The story is usually the same . After a car accident or sports related injury that requires surgery, the patient is given opioid pain killers. Sometimes the prescription is refilled a few times. The doctor decides you have had enough narcotic medication, but your body is already dependent. The patient finds a doctor who will continue his prescription for oxycontin, or morphine for a few months and that is all it takes to be addicted to opiates.  So now the patient runs out early because he took 2 pills instead of one, and the doctor says he is not allowed to give early refills. Friends offer alternative to buy pills on the street. these pills are very expensive, but heroin will do the same high much cheaper. Not long after that the patient is using heroin daily.

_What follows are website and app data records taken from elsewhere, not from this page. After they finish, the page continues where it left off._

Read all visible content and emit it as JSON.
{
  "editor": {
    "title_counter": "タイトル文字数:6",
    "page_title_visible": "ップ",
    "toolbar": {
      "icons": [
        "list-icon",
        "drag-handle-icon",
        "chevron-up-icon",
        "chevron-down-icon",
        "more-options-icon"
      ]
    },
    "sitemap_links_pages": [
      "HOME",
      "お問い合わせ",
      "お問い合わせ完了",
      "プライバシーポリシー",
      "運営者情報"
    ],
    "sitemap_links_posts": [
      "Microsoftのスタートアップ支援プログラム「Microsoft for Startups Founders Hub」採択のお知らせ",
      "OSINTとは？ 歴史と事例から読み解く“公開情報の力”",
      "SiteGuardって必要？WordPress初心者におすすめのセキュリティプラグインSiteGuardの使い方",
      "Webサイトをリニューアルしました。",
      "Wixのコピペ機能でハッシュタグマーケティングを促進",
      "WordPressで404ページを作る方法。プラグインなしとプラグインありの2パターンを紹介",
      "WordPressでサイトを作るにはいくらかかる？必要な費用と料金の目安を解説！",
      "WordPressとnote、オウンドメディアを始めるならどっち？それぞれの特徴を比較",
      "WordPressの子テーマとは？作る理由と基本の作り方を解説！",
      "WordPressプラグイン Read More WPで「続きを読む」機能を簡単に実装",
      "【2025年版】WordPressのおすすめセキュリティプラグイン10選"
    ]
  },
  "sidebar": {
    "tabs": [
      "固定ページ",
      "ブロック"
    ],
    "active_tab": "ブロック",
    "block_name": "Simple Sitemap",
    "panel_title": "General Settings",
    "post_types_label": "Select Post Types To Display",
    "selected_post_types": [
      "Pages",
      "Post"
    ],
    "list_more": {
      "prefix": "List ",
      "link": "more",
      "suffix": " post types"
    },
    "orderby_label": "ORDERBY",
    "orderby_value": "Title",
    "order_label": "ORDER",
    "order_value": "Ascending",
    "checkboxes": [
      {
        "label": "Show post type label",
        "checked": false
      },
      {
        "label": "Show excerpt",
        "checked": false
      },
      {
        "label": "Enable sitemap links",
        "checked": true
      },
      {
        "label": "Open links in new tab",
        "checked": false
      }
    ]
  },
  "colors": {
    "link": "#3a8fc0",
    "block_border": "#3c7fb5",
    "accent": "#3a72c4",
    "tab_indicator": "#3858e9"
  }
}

Emergency rooms are now filled with these patients. women and people of color are less likely to receive prescription opioids.

“Physicians have been prescribing an enormous amount of opiate pain medication,” says Bart. “We’re dealing with the aftermath.”

“When patients come in severe pain, it’s very easy to reach for an opioid.”

However, some people do not even get that far. “Many patients are exposed to opioid pain medication without meeting a doctor at all,” Barnett says. “much of the heroin epidemic has been fueled by not being able to afford prescription opioids.”

In between synthetic opiates—such as vicodin, oxycodone, and morphine, prescribed by doctors—and opium poppies is the street drug known as heroin. Pure heroin can be almost 100 times more powerful than its prescribed form dilaudid. When heroin is “cut” with fentanyl—50 times more potent than heroin alone, addicts die.

Jimmy Wirnik, director of media and press relations at City Police Department, says that “every minute counts” during a heroin overdose, especially when that heroin is laced with the deadly fentanyl.

“This year there has been an increase in overdoses,” says Wirnik.

“The Special Investigation Unit has historically been our drug addiction treatment department. We have a variety of programs that we can refer the addict to. If the patient has medicaid we refer them to a state run drug rehab facility. If they have health insurance we can refer them to a variety of treatment centers for substance abuse. We have some facilities on our list that specialize in dual diagnosis, couples, LGBT etc..

We have ability to send them out of state if they have health insurance which is better because they need to get away from people and places associated with their heroin addiction. Married addicts with children are sent to rehab for couples programs specializing in family therapy

We also provide them with a list of resources for overcoming addiction. “It’s not a jail approach, but a treatment approach,” he says. “[It’s] a new strategy that has been in place for about a year.”

“If that individual is willing to work with us,” Warnick continues, “we’ll refer them to a licensed social worker.” He notes cases where a detective has transported individuals to sober houses in Taunton, Cape Cod, and Worcester, if there are no beds available in Cambridge.